Thursday, July 23, 2020

Nasty malware could be hiding on your Android. Here's how to spot it

Swamped with ads? Don't recognize an app? Start here to deal with it.

Android malware can find ways to trick you. A mobile app called Ads Blocker, for instance, billed itself as a useful service for cutting back on pesky mobile ads, which can pop up to cover your screen just when you're about to access something important. But users would soon find the app was malware that just served up more ads, according to security researchers.

It's just one example of malware that can frustrate Android phone users, plaguing them with ads that the creators get paid to display, even when users are looking at unrelated apps. Malware often also harvests fake clicks on the ads, doubling up on the value for the makers.

"They're making money," said Nathan Collier, a researcher at internet security company Malwarebytes who helped identify the bogus ad blocker in November, "and that's the name of the game."

Researchers say adware like Ads Blocker is the most common type of malware on Android devices. Other malicious apps, however, can do worse things than make your phone so frustrating to use that you want to Hulk out and crush it -- like steal personal information from your phone. 

Malware can be disorienting, getting in the way of how you normally use your phone and making you feel uneasy even if you aren't sure what's causing the problem. It's also very common; Malwarebytes says it found close to 200,000 total instances of malware on its customers' devices in May and then again in June. So how do you know if you have malware on your phone, and how can you stop it? Here are some takeaways from mobile malware experts on what you can do.

  • How Malware on your phone works
  • Signs of Malware
  • Ransomware on Android Phones
  • What mobile malware is capable of
  • How to stop mobile malware on your Android phone

Monday, July 13, 2020

Shopping more online? Take heed to these 7 simple safety tips

While COVID-19 is hurting in-store traffic for most American retailers, e-commerce sites have experienced a huge surge in activity.

Amazon, for example, reported a 26% jump in revenue during the first three months of 2020, especially after stay-at-home orders were first introduced, compared to the same period a year ago.

The trend continued – nay, accelerated – well into the spring, with data from Adobe Analytics’ Digital Economy Index suggesting all U.S. online sales have increased by as much as 49% in April compared to pre-COVID-19 numbers.

But, as you might suspect, with this spike in online shopping comes a stark increase in problems from it, says the Federal Trade Commission.

In April and May 2020, the FTC received more than 34,000 complaints from consumers related to online shopping, many of which were tied to ordered items not received. The May numbers alone represent a nearly twofold increase over the number of reports received during the busy holiday shopping season last December. Other issues were tied to receiving an incorrect or damaged item, misleading product information and fraud.

And so, to ensure a smooth online shopping experience, take heed to these following seven safety tips:

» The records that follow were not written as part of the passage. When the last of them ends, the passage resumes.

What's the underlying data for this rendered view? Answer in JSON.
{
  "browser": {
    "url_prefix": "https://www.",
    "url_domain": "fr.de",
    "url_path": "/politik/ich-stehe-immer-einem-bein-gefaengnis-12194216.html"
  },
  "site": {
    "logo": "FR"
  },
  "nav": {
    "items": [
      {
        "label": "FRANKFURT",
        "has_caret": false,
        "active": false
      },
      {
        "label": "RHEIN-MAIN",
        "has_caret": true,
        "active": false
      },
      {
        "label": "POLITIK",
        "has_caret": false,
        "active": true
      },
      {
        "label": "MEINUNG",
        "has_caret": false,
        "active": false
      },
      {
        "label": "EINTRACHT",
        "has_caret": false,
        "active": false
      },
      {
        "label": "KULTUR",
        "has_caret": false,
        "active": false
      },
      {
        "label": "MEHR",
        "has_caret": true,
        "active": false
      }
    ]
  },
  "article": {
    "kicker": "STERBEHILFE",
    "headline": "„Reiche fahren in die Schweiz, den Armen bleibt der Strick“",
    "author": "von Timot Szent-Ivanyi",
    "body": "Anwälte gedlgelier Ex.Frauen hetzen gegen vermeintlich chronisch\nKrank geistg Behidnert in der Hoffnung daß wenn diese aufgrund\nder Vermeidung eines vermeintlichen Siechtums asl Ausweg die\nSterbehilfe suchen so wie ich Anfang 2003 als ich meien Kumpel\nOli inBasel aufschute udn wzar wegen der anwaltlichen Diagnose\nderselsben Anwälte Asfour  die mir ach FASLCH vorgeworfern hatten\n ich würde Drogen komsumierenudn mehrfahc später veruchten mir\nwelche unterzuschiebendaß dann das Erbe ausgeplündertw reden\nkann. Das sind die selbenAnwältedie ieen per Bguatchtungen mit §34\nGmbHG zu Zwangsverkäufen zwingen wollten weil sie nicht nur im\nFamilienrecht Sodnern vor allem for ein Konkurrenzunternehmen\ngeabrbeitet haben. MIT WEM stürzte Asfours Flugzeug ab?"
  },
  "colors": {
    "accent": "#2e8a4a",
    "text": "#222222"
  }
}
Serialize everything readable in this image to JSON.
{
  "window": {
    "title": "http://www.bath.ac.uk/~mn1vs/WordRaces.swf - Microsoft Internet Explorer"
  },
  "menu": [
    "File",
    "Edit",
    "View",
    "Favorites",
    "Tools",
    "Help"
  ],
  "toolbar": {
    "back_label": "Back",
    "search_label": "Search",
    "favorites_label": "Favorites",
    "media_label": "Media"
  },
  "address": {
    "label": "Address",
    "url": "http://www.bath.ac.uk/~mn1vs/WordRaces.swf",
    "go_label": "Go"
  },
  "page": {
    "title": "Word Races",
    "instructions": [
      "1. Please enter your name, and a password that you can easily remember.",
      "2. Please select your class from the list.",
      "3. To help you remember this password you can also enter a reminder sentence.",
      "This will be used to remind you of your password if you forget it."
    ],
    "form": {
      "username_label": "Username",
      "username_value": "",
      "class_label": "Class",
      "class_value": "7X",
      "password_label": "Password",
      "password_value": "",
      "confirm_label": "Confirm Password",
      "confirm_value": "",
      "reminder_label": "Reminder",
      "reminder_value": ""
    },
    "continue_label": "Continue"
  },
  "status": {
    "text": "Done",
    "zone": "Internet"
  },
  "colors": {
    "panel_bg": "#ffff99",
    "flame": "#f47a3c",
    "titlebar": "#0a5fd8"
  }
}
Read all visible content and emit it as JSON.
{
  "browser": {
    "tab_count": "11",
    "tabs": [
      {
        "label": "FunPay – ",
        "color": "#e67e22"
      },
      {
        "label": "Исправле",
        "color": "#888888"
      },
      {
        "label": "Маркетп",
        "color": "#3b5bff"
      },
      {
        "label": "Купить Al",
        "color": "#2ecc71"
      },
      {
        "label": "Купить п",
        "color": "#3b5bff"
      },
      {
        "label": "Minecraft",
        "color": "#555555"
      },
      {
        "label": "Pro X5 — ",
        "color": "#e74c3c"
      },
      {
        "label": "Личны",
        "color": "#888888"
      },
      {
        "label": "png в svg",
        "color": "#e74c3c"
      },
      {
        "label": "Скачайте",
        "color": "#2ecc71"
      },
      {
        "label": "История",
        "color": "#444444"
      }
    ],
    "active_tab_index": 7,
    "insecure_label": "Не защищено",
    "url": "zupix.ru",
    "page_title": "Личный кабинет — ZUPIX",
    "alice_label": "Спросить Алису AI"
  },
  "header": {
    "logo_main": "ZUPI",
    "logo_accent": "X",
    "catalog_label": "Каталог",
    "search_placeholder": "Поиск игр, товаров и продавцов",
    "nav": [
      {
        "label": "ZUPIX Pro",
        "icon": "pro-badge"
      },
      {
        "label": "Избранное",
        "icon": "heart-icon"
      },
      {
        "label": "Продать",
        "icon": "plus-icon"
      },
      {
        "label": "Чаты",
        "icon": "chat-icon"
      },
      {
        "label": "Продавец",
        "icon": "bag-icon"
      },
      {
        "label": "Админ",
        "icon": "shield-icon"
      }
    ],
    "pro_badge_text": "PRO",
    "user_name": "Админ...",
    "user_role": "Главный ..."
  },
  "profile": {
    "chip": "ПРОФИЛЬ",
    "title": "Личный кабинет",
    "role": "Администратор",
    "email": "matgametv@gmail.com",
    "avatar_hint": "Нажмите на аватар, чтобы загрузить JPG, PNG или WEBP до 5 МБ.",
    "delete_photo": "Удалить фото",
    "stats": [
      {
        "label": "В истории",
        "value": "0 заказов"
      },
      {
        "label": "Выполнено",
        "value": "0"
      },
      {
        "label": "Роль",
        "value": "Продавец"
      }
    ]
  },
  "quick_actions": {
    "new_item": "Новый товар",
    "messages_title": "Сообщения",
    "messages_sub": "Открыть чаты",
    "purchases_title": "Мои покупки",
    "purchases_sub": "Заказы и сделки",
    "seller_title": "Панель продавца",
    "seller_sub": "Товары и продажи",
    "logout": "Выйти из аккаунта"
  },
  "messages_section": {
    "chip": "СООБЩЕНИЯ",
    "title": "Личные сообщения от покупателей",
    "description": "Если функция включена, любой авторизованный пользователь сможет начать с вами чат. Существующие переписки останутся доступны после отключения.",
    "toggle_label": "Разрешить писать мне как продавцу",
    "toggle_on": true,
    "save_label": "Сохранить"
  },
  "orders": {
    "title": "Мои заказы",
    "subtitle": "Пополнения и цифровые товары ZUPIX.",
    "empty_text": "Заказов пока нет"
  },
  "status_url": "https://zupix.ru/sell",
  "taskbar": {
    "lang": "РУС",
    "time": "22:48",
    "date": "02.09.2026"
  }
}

  1. Look for the lock (a secure internet connection)
  2. Pay securely
  3. Update your software
  4. Do your homework
  5. Dig for the data
  6. Use good passwords; avoid scams [I don' think 7 characters is a strong enough password. I'd suggest at least 10 characters.]
  7. Don't shop in a hotspot

Thursday, July 2, 2020

Is your Google Home or Nest secure? How to find and delete your private data

With Google Home or Nest in your house, you've got an always-on voice assistant that regularly records audio and almost always sends it to Google. Are you OK with that?

Relying on Google Home to organize your digital life requires something of a trade-off with regards to your personal data, but that doesn't mean you have to give up your sense of privacy just to get your smart speaker to work for you. It's totally possible, through a combination of security settings and responsible privacy practices, to minimize the amount and kind of data you share with Google yet still take advantage of Google Home's hands-free conveniences. The key is knowing how much information your Google Home can live without without becoming useless.

Starting in June, new Google accounts will automatically delete private data for you. But only after 18 months by default. And only if you're a brand new Google user. That's great if you're setting up your first Google Home device or Gmail address or you just got your first Android phone, but if you're among the 1.5 billion people on Gmail or the 2.5 billion people using Android already, your account is set to hold onto your private data forever unless you tell Google otherwise.

If you love using your Google Home but want to control how many voice recordings or how much location information and other personal data Google keeps, these are the settings that you'll need to adjust to fine-tune your privacy controls.

  • Check which options you've enabled
  • Look up everything Google Assistant has on you
  • Delete some or all of your private data
  • Choose how often your private data will be deleted
  • The most extreme privacu option: Pause all activity